Rule 8: No matter where you go, have lots of fun.
You really are only going to be in college once (maybe twice), and there’s really nothing else like it. It would be a real shame (for you, and the industry) for you to miss out on all of your potential, just because you were spending too much time doing all of your work.
Lastly, I have just a few final thoughts that I think are important. They are most easily summed up in Rule Zero, which is the overarching theme of this whole article.
Fun is subjective.
Rule Zero: Being happy at your school is paramount. If you are happy, everything else can fall into place through hard work and planning.
And, remember, you’re more likely to want and be able to put in that hard work and planning if you’re happy. As I said in the summary of Rule 1, you shouldn’t let anyone else make this decision for you, because they will likely choose the school that’s right for them, not you. That said, don’t be afraid to ask people’s opinions on various schools, just realize that people’s learning styles are different, and some people may not like a school you’d be very happy at.
Now, hopefully, armed with this knowledge you will be able to select the school that will be best for you: one that will challenge you intellectually and socially. So what are you waiting for? Get out there, get to school, and change the industry. We’re waiting for you.
Jeff Ward is a 2004 alumni of James Madison University’s schools of Computer Science and Media Arts and Design. He is currently employed as an Associate Programmer at Bethesda Game Studios, and is credited for his work on The Elder Scrolls 4: Oblivion.
Jeff Ward六年前畢業於James Madison University的資訊與媒體設計系。曾經是Bethesda Game Studios的程式設計員。開發過上谷捲軸4等遊戲。目前在Fire Hose Games擔任程式設計師
Bethesda Game Studios的著名產品有Rage, Fallout, Quake Live等。
Some extractive opinions from the readers @ PTT :
( It’s not suitable for the case in Taiwan, cause the education environment is different. )
( This industry really does not accept those who only want to play video game, those who only wanna be famous, and those who with less interest ( in game development ).
( I believe it is the same not only at United State, but at all over the world. )
( On the contrary, I think the article is not useless for Taiwan. Instead, I think those who I mentioned “those who want to be into this industry" has inappropriate concept to game development. )
- ritud :
( I think personally that it’s hard to enter the industry by choosing correct school and major. )
( Comparing with programmers, the designers and artists are even lower relative to degree, and more helpful with better complete works. )

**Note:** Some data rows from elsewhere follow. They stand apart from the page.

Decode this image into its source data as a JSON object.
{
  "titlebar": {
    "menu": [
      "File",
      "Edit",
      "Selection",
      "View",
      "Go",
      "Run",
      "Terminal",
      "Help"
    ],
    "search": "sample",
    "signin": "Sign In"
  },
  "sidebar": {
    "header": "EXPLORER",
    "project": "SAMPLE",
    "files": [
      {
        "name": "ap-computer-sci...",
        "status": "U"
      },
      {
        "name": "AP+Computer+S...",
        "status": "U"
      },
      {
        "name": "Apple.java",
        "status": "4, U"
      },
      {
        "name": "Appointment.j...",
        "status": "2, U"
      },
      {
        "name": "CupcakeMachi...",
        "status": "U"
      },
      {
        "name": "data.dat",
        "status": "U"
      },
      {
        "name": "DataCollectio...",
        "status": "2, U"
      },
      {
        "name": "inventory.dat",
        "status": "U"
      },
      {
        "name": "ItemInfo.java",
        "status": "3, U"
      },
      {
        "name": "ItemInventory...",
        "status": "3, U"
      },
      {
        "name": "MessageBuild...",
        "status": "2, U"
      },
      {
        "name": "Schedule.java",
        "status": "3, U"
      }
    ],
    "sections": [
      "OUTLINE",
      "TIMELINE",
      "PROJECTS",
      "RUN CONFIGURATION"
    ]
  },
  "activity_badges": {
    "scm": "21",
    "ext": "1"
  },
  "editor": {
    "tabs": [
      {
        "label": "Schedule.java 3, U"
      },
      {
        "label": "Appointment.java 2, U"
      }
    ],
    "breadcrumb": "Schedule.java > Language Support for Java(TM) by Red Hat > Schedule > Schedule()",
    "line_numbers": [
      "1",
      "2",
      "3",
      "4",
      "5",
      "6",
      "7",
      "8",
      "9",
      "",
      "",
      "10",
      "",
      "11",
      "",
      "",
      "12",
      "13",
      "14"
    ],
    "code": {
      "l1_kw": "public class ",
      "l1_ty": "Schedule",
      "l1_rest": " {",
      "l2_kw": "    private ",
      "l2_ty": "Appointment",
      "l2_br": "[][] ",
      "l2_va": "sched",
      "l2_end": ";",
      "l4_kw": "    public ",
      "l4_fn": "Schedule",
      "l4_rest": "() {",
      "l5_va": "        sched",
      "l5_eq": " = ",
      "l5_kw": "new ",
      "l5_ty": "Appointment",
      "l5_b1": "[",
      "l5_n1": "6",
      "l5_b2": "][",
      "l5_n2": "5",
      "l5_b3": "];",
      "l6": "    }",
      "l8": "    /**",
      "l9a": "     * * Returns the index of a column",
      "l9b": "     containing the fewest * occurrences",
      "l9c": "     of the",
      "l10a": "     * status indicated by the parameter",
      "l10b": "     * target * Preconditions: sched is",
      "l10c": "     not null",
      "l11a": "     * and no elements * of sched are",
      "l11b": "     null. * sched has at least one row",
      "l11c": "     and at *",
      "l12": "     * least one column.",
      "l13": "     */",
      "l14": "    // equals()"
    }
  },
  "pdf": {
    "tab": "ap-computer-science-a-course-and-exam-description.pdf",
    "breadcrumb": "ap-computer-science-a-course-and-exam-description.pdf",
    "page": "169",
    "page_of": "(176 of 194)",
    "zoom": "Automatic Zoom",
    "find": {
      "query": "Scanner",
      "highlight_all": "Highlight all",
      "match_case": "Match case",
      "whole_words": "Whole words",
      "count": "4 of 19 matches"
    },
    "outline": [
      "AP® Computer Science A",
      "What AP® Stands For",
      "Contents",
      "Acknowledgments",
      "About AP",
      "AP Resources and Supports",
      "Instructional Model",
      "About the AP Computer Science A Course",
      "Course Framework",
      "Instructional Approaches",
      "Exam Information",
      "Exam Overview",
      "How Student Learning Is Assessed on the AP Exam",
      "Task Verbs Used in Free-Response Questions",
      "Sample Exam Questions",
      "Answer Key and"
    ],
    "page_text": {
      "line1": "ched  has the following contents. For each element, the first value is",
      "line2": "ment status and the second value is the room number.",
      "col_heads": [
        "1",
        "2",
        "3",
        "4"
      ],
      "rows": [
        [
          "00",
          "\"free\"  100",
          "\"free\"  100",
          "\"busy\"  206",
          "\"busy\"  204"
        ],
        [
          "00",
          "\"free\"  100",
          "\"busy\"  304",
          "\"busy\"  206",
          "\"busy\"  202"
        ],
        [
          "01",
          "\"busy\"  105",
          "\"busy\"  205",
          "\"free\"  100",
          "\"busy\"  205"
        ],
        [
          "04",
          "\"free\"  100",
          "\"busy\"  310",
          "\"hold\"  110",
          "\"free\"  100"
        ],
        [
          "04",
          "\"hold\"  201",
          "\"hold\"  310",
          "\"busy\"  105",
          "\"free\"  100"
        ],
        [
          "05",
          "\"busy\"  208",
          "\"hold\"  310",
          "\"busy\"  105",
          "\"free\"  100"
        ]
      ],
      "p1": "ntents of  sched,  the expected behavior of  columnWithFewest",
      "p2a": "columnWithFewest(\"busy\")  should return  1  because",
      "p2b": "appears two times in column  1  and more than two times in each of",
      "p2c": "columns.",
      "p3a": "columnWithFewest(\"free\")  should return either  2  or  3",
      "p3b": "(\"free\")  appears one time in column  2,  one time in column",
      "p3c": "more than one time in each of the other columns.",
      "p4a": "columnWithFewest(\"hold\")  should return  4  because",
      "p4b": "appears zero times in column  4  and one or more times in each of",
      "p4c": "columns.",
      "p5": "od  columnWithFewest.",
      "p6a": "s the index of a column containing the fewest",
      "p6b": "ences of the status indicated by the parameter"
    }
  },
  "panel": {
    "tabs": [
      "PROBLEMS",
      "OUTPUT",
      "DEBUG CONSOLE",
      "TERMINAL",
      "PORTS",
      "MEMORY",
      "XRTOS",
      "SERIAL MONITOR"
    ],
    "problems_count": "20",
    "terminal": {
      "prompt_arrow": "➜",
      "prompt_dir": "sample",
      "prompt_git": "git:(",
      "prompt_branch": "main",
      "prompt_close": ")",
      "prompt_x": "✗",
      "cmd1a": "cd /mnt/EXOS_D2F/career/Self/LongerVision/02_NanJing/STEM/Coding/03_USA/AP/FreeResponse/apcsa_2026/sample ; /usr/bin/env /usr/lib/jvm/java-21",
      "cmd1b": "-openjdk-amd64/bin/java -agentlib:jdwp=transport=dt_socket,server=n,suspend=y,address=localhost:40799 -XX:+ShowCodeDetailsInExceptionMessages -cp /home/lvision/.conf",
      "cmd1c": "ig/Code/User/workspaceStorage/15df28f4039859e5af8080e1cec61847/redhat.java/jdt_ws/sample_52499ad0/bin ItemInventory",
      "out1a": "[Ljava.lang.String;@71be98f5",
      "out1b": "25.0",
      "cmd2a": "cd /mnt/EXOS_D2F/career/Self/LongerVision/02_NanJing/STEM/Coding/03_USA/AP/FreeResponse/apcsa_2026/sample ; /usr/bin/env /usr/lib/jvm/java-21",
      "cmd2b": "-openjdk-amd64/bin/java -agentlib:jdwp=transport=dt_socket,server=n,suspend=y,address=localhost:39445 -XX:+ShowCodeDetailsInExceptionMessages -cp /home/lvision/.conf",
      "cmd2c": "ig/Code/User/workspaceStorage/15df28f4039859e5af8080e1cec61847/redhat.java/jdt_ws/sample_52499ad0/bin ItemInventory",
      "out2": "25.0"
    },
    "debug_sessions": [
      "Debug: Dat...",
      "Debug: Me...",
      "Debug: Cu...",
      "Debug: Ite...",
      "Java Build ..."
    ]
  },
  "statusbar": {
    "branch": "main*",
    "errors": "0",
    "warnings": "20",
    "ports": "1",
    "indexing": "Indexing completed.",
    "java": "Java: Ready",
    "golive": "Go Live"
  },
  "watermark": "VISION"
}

( The main reason still is that, in Taiwan, there is no such so-called education system for game design. Therefore, it results in no such school and major that will help students into the industry. )
( And another reason causes this situation is that the jobs in this industry don’t make those workers feel respectable. )